Task item: Tally the lines below that hold the string "icon", and give only the tally.
Data excerpts START
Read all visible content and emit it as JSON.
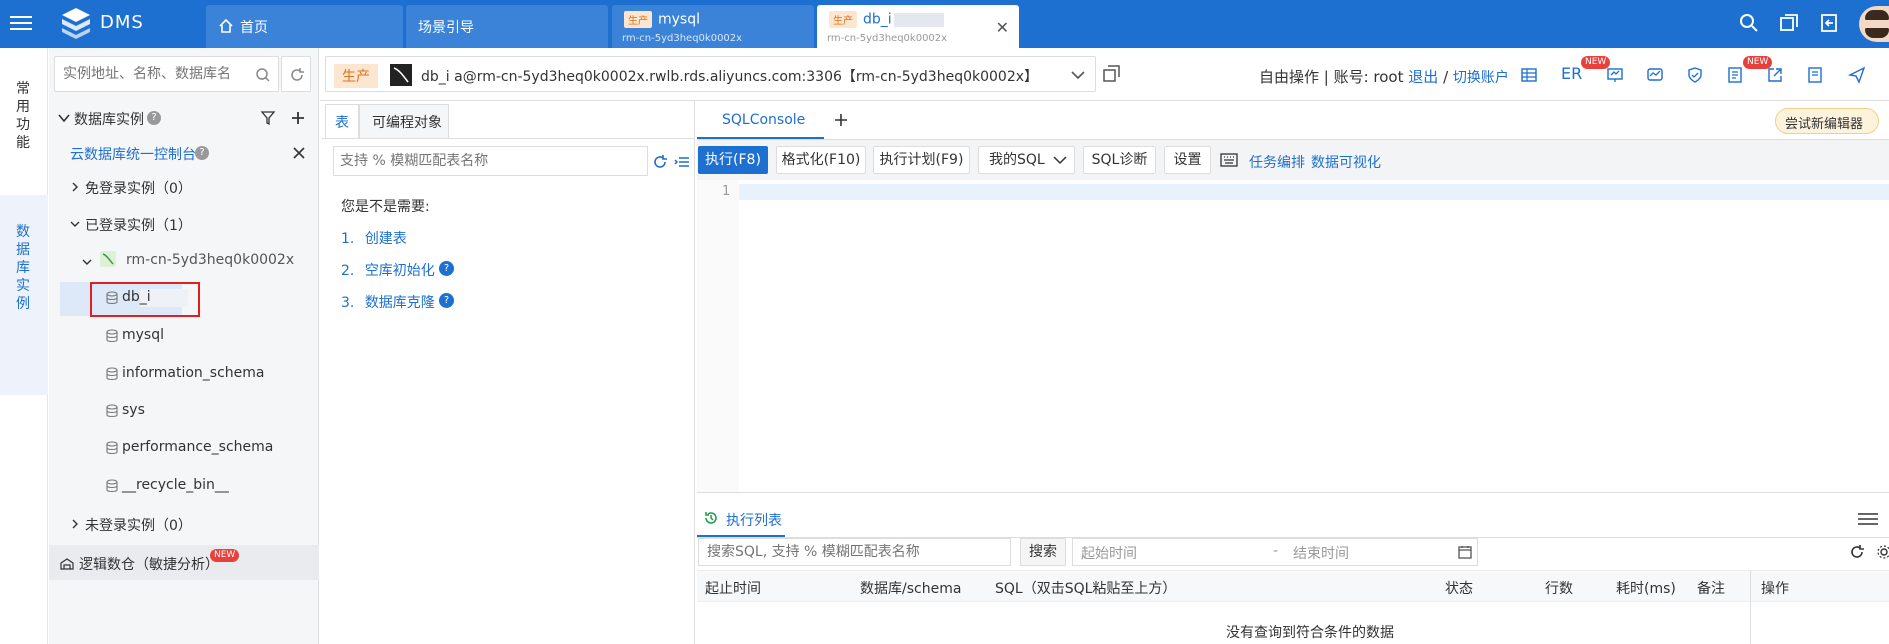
{
  "app": {
    "name": "DMS"
  },
  "tabs": [
    {
      "title": "首页"
    },
    {
      "title": "场景引导"
    },
    {
      "tag": "生产",
      "title": "mysql",
      "sub": "rm-cn-5yd3heq0k0002x"
    },
    {
      "tag": "生产",
      "title": "db_i",
      "sub": "rm-cn-5yd3heq0k0002x"
    }
  ],
  "rail": {
    "common": "常用功能",
    "instances": "数据库实例"
  },
  "sidebar": {
    "search_placeholder": "实例地址、名称、数据库名",
    "section_title": "数据库实例",
    "console_link": "云数据库统一控制台",
    "free_login": "免登录实例（0）",
    "logged_in": "已登录实例（1）",
    "instance": "rm-cn-5yd3heq0k0002x",
    "databases": [
      "db_i",
      "mysql",
      "information_schema",
      "sys",
      "performance_schema",
      "__recycle_bin__"
    ],
    "not_logged": "未登录实例（0）",
    "logic_db": "逻辑数仓（敏捷分析）",
    "new_badge": "NEW"
  },
  "connection": {
    "env": "生产",
    "text": "db_i      a@rm-cn-5yd3heq0k0002x.rwlb.rds.aliyuncs.com:3306【rm-cn-5yd3heq0k0002x】"
  },
  "header_right": {
    "mode": "自由操作 | 账号: root",
    "logout": "退出",
    "sep": "/",
    "switch": "切换账户",
    "er": "ER",
    "new1": "NEW",
    "new2": "NEW"
  },
  "midpane": {
    "tab_table": "表",
    "tab_programmable": "可编程对象",
    "search_placeholder": "支持 % 模糊匹配表名称",
    "hint": "您是不是需要:",
    "suggestions": [
      {
        "num": "1.",
        "label": "创建表"
      },
      {
        "num": "2.",
        "label": "空库初始化"
      },
      {
        "num": "3.",
        "label": "数据库克隆"
      }
    ]
  },
  "editor": {
    "tab": "SQLConsole",
    "try_new": "尝试新编辑器",
    "buttons": {
      "execute": "执行(F8)",
      "format": "格式化(F10)",
      "plan": "执行计划(F9)",
      "my_sql": "我的SQL",
      "diagnose": "SQL诊断",
      "settings": "设置"
    },
    "links": {
      "task": "任务编排",
      "visualize": "数据可视化"
    },
    "line_number": "1"
  },
  "exec_list": {
    "title": "执行列表",
    "search_placeholder": "搜索SQL, 支持 % 模糊匹配表名称",
    "search_btn": "搜索",
    "start_time": "起始时间",
    "dash": "-",
    "end_time": "结束时间",
    "columns": [
      "起止时间",
      "数据库/schema",
      "SQL（双击SQL粘贴至上方）",
      "状态",
      "行数",
      "耗时(ms)",
      "备注",
      "操作"
    ],
    "empty": "没有查询到符合条件的数据"
  },
  "colors": {
    "primary": "#1d6fd0",
    "prod_tag_bg": "#fde6cf",
    "prod_tag_fg": "#e0701a",
    "highlight_border": "#e02020"
  }
}
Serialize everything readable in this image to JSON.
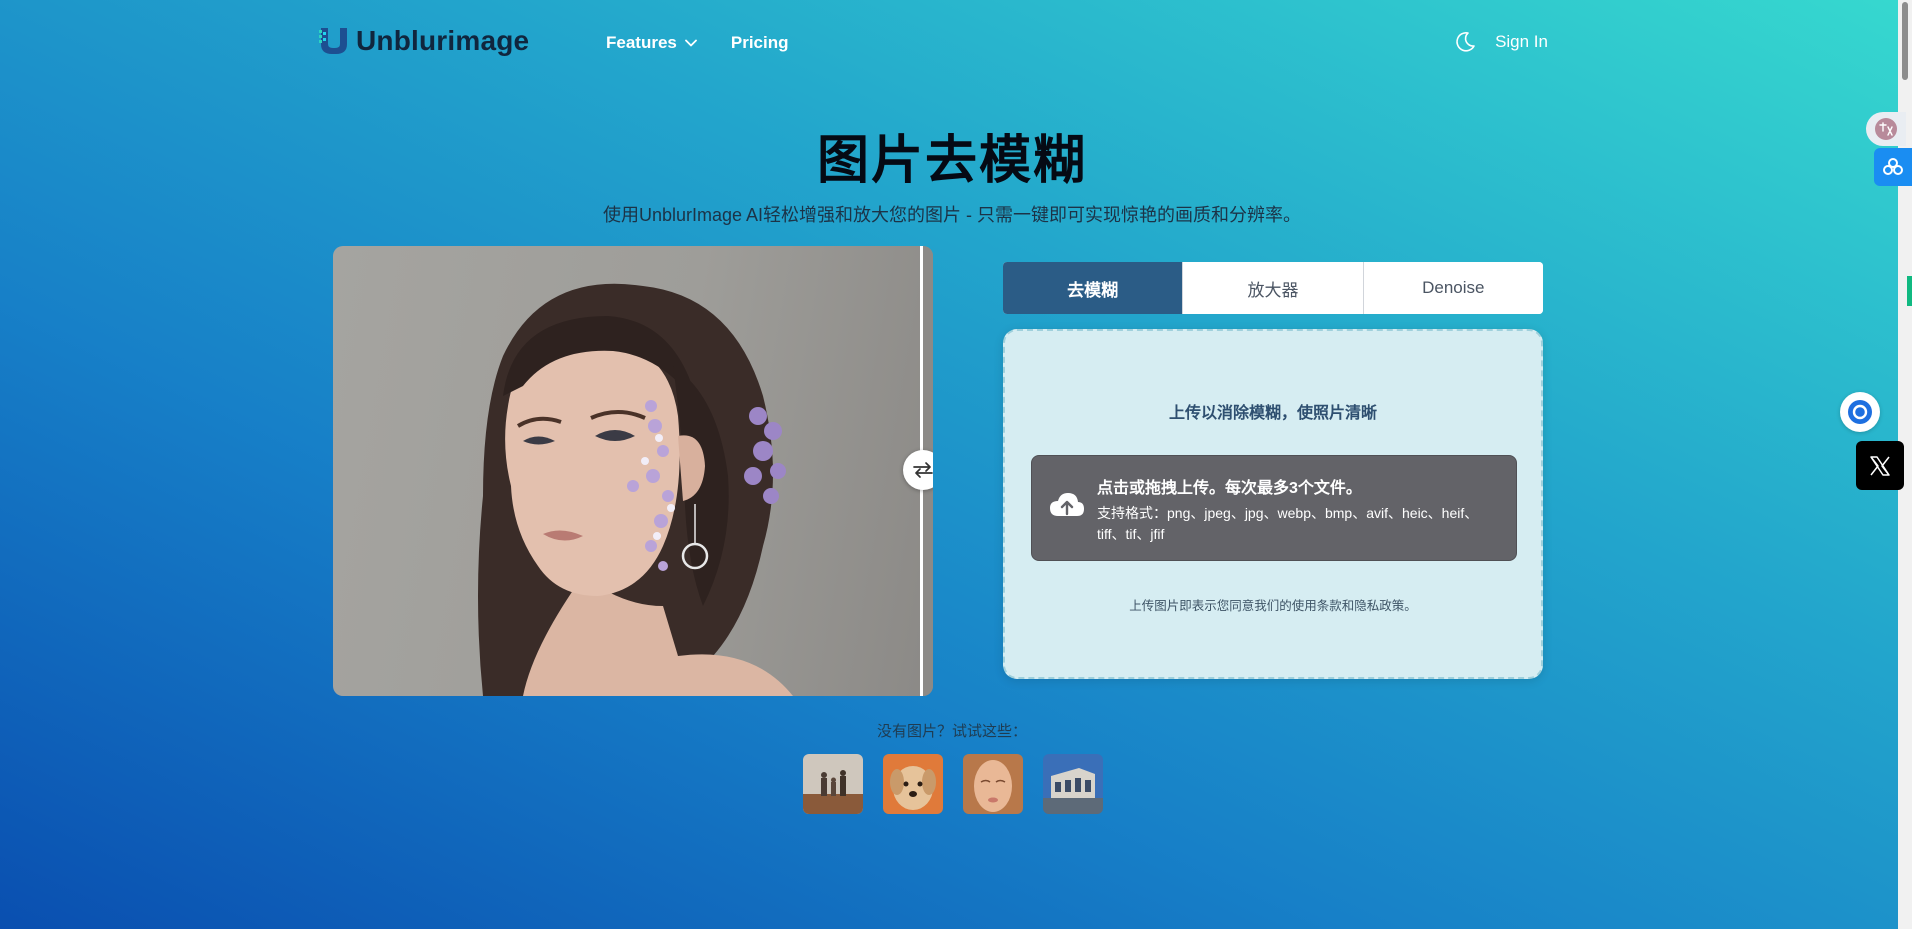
{
  "header": {
    "logo_text": "Unblurimage",
    "nav": [
      {
        "label": "Features",
        "has_dropdown": true
      },
      {
        "label": "Pricing",
        "has_dropdown": false
      }
    ],
    "sign_in_label": "Sign In",
    "theme_icon": "moon-icon"
  },
  "hero": {
    "title": "图片去模糊",
    "subtitle": "使用UnblurImage AI轻松增强和放大您的图片 - 只需一键即可实现惊艳的画质和分辨率。"
  },
  "comparison": {
    "handle_icon": "swap-arrows-icon"
  },
  "tabs": [
    {
      "label": "去模糊",
      "active": true
    },
    {
      "label": "放大器",
      "active": false
    },
    {
      "label": "Denoise",
      "active": false
    }
  ],
  "upload": {
    "title": "上传以消除模糊，使照片清晰",
    "drop_main": "点击或拖拽上传。每次最多3个文件。",
    "drop_formats": "支持格式：png、jpeg、jpg、webp、bmp、avif、heic、heif、tiff、tif、jfif",
    "terms": "上传图片即表示您同意我们的使用条款和隐私政策。",
    "icon": "cloud-upload-icon"
  },
  "samples": {
    "label": "没有图片？试试这些："
  },
  "colors": {
    "tab_active": "#2b5c86",
    "dropzone_bg": "#636368",
    "upload_card_bg": "#d6edf2",
    "gradient_start": "#0a4fb0",
    "gradient_end": "#36d8cf"
  }
}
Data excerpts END
Solution below: 3